an overcoat. We are still selling
all our men's and boys' clothing
at a great reduction, and they are
going fast. And we have lots of
other things you want V
Largest line of Men's White
and Fancy Shirts in town; 50c
Fine line of Neckwear, Sus
penders, Plain and Silk Handker
chiefs; 10 cents, up.
The great Black Cat Half-Hot 2
fpr Men and Boys; 10c to 35c pt r :
Come in and se what we have.
If you can't" be pleased here,
the is no use going elsewhere.
railroad, in the best grazing and fruit-'
Special Line of Street . .
FULLINGTON & HORTON,
Comer 3rd and Monroe Sts.
Parties to cut oak and ash wood from
now on, and during next fall and winter.
The work must be done neat and clean, -and
; wood cut eyea . length, closely
trimmed and honestly corded. Apply to
M. S. Woodcock,
Those famous little pills, DeWitt's Lit
tle Early Risers compel your liver and
bowels to do their duty, thus giving you
pure, rich blood to recuperate your body.
Are easy to take. Never gripe. Gra
ham Je Wells,
Far in for Sale.
R. B. Blodgett ofiers for sale his 570
acre stock farm, one-half mile from Blod

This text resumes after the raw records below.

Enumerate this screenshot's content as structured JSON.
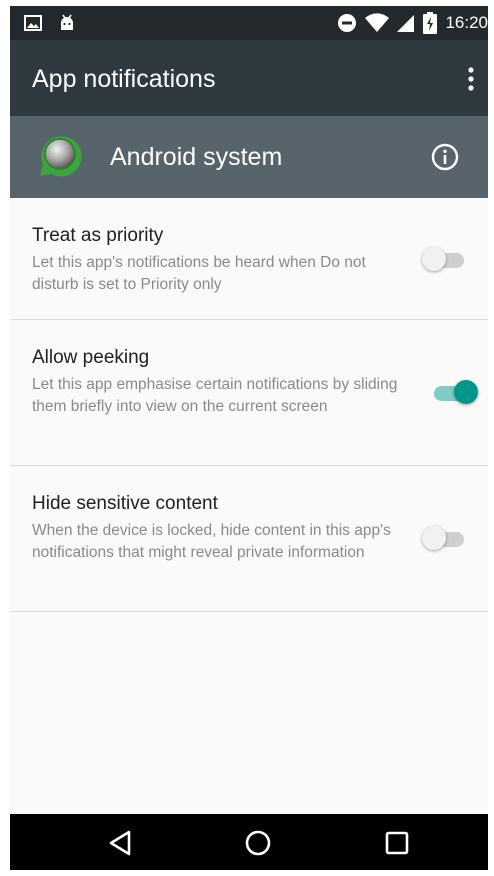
{
  "status_bar": {
    "time": "16:20",
    "left_icons": [
      "image-icon",
      "android-icon"
    ],
    "right_icons": [
      "do-not-disturb-icon",
      "wifi-icon",
      "signal-icon",
      "battery-charging-icon"
    ]
  },
  "toolbar": {
    "title": "App notifications",
    "menu_icon": "more-vert-icon"
  },
  "app_header": {
    "name": "Android system",
    "icon": "android-system-icon",
    "info_icon": "info-icon"
  },
  "settings": [
    {
      "title": "Treat as priority",
      "subtitle": "Let this app's notifications be heard when Do not disturb is set to Priority only",
      "enabled": false
    },
    {
      "title": "Allow peeking",
      "subtitle": "Let this app emphasise certain notifications by sliding them briefly into view on the current screen",
      "enabled": true
    },
    {
      "title": "Hide sensitive content",
      "subtitle": "When the device is locked, hide content in this app's notifications that might reveal private information",
      "enabled": false
    }
  ],
  "navbar": {
    "icons": [
      "back-icon",
      "home-icon",
      "recents-icon"
    ]
  },
  "colors": {
    "status_bar": "#24292d",
    "toolbar": "#2f3a40",
    "app_header": "#58646b",
    "accent": "#009688",
    "accent_light": "#80cbc4"
  }
}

ett, Oregon. ' . -
Foley's Honey and Tar
cures colds, prevents pneumonia.